START EXTRACTED ENTRIES
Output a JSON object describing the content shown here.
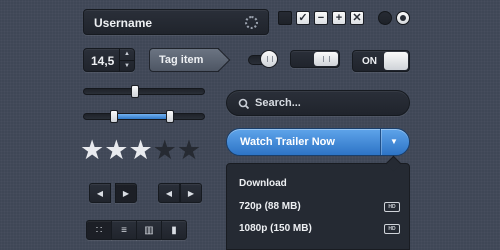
{
  "username_field": {
    "value": "Username"
  },
  "checkboxes": [
    "",
    "✓",
    "−",
    "+",
    "✕"
  ],
  "stepper": {
    "value": "14,5",
    "up_glyph": "▲",
    "down_glyph": "▼"
  },
  "tag": {
    "label": "Tag item"
  },
  "toggle": {
    "label": "ON"
  },
  "search": {
    "placeholder": "Search...",
    "icon": "search-icon"
  },
  "rating": {
    "stars_total": 5,
    "stars_filled": 3,
    "glyph": "★"
  },
  "watch_button": {
    "label": "Watch Trailer Now",
    "arrow": "▼"
  },
  "dropdown": {
    "title": "Download",
    "items": [
      {
        "label": "720p (88 MB)",
        "badge": "HD"
      },
      {
        "label": "1080p (150 MB)",
        "badge": "HD"
      }
    ]
  },
  "pager1": {
    "prev": "◀",
    "next": "▶"
  },
  "pager2": {
    "prev": "◀",
    "next": "▶"
  },
  "view_switch": {
    "grid": "∷",
    "list": "≡",
    "columns": "▥",
    "film": "▮"
  },
  "colors": {
    "background": "#3f4756",
    "accent_blue": "#3d87d8",
    "dark_control": "#22262e"
  }
}
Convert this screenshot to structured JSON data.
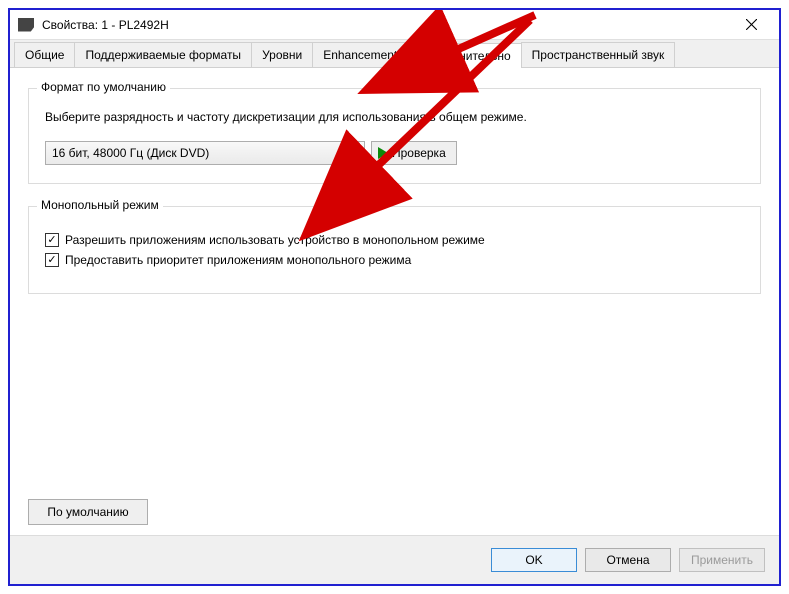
{
  "title": "Свойства: 1 - PL2492H",
  "tabs": {
    "general": "Общие",
    "formats": "Поддерживаемые форматы",
    "levels": "Уровни",
    "enhancements": "Enhancements",
    "advanced": "Дополнительно",
    "spatial": "Пространственный звук"
  },
  "defaultFormat": {
    "legend": "Формат по умолчанию",
    "help": "Выберите разрядность и частоту дискретизации для использования в общем режиме.",
    "selected": "16 бит, 48000 Гц (Диск DVD)",
    "testLabel": "Проверка"
  },
  "exclusive": {
    "legend": "Монопольный режим",
    "opt1": "Разрешить приложениям использовать устройство в монопольном режиме",
    "opt2": "Предоставить приоритет приложениям монопольного режима"
  },
  "buttons": {
    "restore": "По умолчанию",
    "ok": "OK",
    "cancel": "Отмена",
    "apply": "Применить"
  }
}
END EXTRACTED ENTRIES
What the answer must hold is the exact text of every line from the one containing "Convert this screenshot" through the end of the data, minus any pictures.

Convert this screenshot to structured JSON data.
{
  "title": "Свойства: 1 - PL2492H",
  "tabs": {
    "general": "Общие",
    "formats": "Поддерживаемые форматы",
    "levels": "Уровни",
    "enhancements": "Enhancements",
    "advanced": "Дополнительно",
    "spatial": "Пространственный звук"
  },
  "defaultFormat": {
    "legend": "Формат по умолчанию",
    "help": "Выберите разрядность и частоту дискретизации для использования в общем режиме.",
    "selected": "16 бит, 48000 Гц (Диск DVD)",
    "testLabel": "Проверка"
  },
  "exclusive": {
    "legend": "Монопольный режим",
    "opt1": "Разрешить приложениям использовать устройство в монопольном режиме",
    "opt2": "Предоставить приоритет приложениям монопольного режима"
  },
  "buttons": {
    "restore": "По умолчанию",
    "ok": "OK",
    "cancel": "Отмена",
    "apply": "Применить"
  }
}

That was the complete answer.